● EXERCISE AIM:
Reply solely with the number of lines, in the records underneath, that include the word "Settings".

[Stored dataset items]

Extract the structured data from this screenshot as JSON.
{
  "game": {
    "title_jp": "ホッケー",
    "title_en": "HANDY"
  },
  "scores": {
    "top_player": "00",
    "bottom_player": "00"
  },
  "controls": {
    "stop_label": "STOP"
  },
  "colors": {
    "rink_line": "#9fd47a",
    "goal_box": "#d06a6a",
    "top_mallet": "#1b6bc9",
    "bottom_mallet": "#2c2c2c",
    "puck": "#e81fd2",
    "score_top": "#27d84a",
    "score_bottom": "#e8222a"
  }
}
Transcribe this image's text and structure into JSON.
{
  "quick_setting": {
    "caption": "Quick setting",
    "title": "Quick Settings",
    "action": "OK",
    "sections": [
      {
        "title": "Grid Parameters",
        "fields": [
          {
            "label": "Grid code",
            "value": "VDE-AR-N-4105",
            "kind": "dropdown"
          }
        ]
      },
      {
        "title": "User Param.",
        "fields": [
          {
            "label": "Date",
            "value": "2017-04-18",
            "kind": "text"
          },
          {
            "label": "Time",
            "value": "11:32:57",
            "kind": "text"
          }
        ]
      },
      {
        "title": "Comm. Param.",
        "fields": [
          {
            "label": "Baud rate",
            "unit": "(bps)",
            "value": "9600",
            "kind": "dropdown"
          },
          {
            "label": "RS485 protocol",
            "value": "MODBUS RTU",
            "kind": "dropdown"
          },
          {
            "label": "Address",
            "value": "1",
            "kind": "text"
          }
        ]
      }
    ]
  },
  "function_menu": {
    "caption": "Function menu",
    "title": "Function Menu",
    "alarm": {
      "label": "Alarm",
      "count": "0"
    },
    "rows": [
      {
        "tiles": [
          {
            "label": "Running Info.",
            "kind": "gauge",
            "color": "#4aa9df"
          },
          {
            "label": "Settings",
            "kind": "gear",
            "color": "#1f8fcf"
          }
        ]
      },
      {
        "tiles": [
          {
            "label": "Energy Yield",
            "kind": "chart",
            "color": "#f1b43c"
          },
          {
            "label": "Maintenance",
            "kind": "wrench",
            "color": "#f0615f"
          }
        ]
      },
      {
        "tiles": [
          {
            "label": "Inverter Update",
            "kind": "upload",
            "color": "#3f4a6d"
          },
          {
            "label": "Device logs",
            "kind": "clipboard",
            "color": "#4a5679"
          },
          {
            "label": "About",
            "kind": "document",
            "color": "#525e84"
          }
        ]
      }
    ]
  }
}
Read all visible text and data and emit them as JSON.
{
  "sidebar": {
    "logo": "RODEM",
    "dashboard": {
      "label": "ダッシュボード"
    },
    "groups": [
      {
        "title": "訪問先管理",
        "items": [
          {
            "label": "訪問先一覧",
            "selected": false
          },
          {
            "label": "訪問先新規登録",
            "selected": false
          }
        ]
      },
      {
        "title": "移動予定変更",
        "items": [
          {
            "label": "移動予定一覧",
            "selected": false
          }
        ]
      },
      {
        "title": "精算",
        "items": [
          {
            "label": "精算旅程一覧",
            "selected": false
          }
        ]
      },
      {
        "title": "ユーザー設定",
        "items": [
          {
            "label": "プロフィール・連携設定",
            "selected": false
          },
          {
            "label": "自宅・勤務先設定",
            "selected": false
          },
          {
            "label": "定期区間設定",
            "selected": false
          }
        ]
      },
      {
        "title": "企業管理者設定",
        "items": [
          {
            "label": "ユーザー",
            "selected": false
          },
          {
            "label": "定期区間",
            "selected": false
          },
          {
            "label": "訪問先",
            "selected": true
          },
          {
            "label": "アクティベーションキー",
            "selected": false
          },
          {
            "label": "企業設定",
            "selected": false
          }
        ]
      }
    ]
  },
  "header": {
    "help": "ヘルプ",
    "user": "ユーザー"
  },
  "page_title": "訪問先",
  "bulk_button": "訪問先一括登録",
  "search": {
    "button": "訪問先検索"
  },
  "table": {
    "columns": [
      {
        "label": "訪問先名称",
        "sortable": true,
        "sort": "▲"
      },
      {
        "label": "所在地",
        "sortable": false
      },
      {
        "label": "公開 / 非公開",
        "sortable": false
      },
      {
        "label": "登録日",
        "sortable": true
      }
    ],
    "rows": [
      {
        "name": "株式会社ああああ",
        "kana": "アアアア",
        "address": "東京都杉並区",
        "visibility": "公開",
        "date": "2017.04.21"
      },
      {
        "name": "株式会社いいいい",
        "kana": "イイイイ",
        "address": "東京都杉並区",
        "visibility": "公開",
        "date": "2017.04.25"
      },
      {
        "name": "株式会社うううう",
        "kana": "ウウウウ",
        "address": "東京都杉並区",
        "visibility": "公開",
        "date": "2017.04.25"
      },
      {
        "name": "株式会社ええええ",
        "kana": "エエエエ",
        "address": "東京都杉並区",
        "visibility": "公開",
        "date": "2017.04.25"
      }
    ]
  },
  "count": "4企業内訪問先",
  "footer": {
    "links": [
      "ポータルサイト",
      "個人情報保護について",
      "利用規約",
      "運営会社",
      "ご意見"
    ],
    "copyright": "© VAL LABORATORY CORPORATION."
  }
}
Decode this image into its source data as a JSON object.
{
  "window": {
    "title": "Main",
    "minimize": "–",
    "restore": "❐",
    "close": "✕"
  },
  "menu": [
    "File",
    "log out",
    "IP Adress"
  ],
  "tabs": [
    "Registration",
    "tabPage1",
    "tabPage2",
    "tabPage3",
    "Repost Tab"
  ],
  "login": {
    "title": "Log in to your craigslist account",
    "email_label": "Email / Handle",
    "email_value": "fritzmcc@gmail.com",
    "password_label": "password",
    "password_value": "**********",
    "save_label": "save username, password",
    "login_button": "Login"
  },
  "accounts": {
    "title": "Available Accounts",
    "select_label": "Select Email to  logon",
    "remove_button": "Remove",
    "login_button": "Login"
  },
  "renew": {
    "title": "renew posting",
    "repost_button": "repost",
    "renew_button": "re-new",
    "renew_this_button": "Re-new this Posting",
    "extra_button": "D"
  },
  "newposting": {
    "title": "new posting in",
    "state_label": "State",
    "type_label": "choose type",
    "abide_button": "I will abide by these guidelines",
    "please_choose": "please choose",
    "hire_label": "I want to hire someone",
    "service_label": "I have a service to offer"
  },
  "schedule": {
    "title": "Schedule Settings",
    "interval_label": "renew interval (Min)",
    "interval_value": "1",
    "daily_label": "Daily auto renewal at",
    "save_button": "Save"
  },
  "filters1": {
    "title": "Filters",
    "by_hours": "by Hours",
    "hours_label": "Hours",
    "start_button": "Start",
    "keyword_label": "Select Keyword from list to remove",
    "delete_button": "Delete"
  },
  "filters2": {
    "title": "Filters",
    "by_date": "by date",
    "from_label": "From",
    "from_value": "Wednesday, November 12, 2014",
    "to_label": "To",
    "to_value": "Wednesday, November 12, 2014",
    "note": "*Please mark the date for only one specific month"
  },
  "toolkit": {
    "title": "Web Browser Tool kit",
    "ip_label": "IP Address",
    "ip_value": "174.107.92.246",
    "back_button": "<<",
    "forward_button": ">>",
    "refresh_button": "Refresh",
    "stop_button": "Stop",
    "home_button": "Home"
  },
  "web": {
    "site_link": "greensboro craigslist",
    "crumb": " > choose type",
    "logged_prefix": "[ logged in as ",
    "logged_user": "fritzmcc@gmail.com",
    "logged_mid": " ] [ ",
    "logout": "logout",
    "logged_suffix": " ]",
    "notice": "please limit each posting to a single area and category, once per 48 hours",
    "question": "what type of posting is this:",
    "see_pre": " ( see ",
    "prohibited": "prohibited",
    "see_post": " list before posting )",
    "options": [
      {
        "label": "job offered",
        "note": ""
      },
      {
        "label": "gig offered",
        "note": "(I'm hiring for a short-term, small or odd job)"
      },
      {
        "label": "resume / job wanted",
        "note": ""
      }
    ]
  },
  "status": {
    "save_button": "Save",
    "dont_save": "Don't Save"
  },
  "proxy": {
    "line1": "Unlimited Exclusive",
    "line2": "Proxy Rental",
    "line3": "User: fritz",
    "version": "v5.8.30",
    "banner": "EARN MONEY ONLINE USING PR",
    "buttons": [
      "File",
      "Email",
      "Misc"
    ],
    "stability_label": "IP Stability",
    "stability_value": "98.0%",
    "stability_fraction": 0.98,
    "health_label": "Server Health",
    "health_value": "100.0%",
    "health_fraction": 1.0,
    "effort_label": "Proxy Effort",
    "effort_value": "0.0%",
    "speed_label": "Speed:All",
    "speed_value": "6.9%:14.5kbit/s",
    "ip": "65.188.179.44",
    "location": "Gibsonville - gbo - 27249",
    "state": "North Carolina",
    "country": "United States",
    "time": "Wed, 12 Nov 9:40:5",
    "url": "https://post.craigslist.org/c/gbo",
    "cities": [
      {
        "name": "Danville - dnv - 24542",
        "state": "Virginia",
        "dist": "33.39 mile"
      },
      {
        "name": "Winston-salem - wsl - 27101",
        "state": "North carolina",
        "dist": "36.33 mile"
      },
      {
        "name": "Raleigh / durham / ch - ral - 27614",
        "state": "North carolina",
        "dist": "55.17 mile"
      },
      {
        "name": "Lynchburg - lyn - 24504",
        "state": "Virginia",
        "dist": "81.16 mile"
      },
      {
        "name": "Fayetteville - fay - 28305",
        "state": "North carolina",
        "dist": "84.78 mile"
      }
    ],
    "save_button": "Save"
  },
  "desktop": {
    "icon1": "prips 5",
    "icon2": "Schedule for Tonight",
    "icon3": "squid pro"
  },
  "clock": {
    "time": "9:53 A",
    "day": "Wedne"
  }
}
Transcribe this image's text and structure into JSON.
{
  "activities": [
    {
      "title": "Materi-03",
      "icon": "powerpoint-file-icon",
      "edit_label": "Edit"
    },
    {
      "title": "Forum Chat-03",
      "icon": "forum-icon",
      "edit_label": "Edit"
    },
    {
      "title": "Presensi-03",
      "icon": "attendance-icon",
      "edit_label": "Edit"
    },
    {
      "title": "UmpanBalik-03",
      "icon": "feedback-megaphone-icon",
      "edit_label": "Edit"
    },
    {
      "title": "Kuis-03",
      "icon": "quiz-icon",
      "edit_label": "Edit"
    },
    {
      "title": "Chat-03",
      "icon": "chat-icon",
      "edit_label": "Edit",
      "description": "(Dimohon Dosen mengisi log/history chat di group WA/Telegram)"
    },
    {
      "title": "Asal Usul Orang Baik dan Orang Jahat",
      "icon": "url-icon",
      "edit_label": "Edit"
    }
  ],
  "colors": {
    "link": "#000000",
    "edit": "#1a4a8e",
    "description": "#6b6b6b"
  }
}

● RESULT OF THE TASK:
3